Throwback Thursday: Teacher Edition: Mrs. Bridges

Grace Schuetze, Managing Editor

Sophomore English teacher Mrs. Bridges offers an insight on her high school years in the final Throwback Thursday of the 2014-2015 school year.

What were you like in high school?

Initially, my freshman and sophomore year because we had just moved back to Germany I was very much an introvert. I didn’t talk unless spoken to, and because of all the moving around that we did as little as possible in school. I did my homework, but I never went above and beyond and I did what I had to to get by. My freshman year was at one high school, my sophomore year was at a different high school, and my junior and senior year I was at another high school. I was constantly moving.

What was your favorite class in high school?

My senior year I wanted to be on the debate team because I thought I had a knack for arguing. In order to be on the debate team it was a requirement that you be in a speech class and the only way that I could be in the speech class was to be in the honors classes.
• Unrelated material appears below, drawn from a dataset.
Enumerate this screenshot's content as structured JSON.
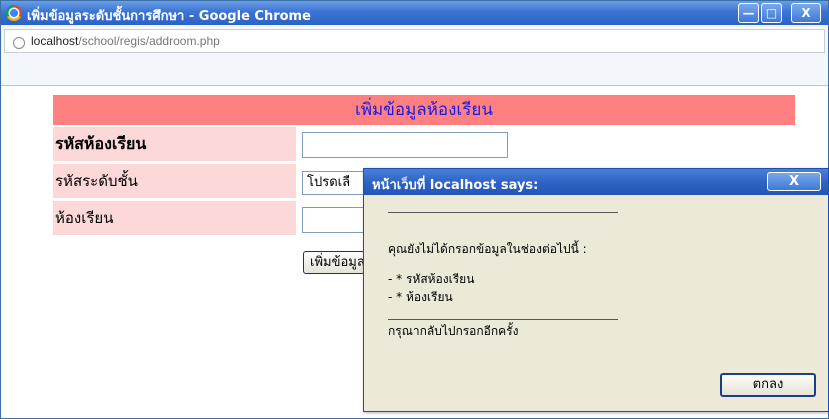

I had never been in honors classes before, it had always been on-level. So they approached me and said if you really wanted to be in debate you have to be in the honors classes, we’ll let you try it. My grades went up exponentially, had the best year ever, senior year, and I can honestly say that the English teacher I had, Mrs. Ray, is probably one of the greatest inspirations that I ever had. She was phenomenal. She had come down to high school from teaching college and she said that the whole reason why she made the move down from college to high school was to figure out why none of us could read or write. She was wonderful.

What college did you attend?

I didn’t go to college until I had already moved back to Texas [from California]. I had been out of school for about 15 years, and I started at TCC to get my toe back into it and then I went to UNT and finished up at DBU.

What were you involved in in high school?

When I lived in Germany I played basketball for the base and I for high school I played volleyball. I was in band, I played flute. When we moved back to Texas my junior year and I marched and my senior year I did debate. We traveled in groups and when we did UIL contests and there was one where we did impromptu acting and there was a group of five.The fifth person was out sick and they needed a fifth person to slide into that slot. I was done debating for the day, and so they came to me and said they needed me to slide in. Never done it before, had a blast, everything was just off the cuff and we made it to the semifinals. It was pretty cool.

Was it difficult to move around so much as a teenager?

Parts of it was hard. Leaving your friends was hard, but my mom was absolutely phenomenal during the moves. Every time we moved she had a game that she put in the suitcase- we wouldn’t get our stuff for maybe 2 months because you’re waiting for it to get shipped overseas, and so you’d be without your stuff so my mom would always pack a game and a bag of Hershey’s kisses and wherever we were that first night we played games and ate Hershey’s kisses. And that was how we were introduced to the new place.

What was your favorite memory from high school?

My senior year in high school in my Spanish class Mrs. Lutz had to take emergency leave and was gone for a period of time. We had a sub and she had given us these posters that had forty words on it with the picture and spanish word and there were four or five of those posters and we were supposed to pass them around during class and write down the words. The next day we went into class and the sub said we were taking a test over the words and I laid my pencil down and said “No, I refuse.” It wasn’t just me, the whole class started rebelling, and everyone in that room laid their pencils down and refused. We refused to take the test and the sub got the vice principal and he came in there and said that the next day we would take our test and I looked at him and said “no I’m not, not everyone had the chance to get all of the words.” The next day the sub handed out the test and I laid my pencil down and everyone else laid their pencils down.I had to talk to the principal and told him what happened and he said that he understood and that none of us had to take the test. That was probably the coolest moment when you realized that we had a right to protest if you thought something was unjust, but we weren’t disrespectful, it was just a matter of no it isn’t right.

Did you always want to be a teacher?

I’ve always wanted to teach, but I moved around so much with my husband being in the military that starting anything seemed futile because I knew I would be moving in a couple of years. I didn’t want to pick up and restart my degree, so I just didn’t do it. Everything that I learned in these other jobs I think makes me a better teacher. When students look at me, I can give them true business world experiences. When they sit here and tell me that they don’t need to know this procedural writing, I can tell them yes, you do and this is why.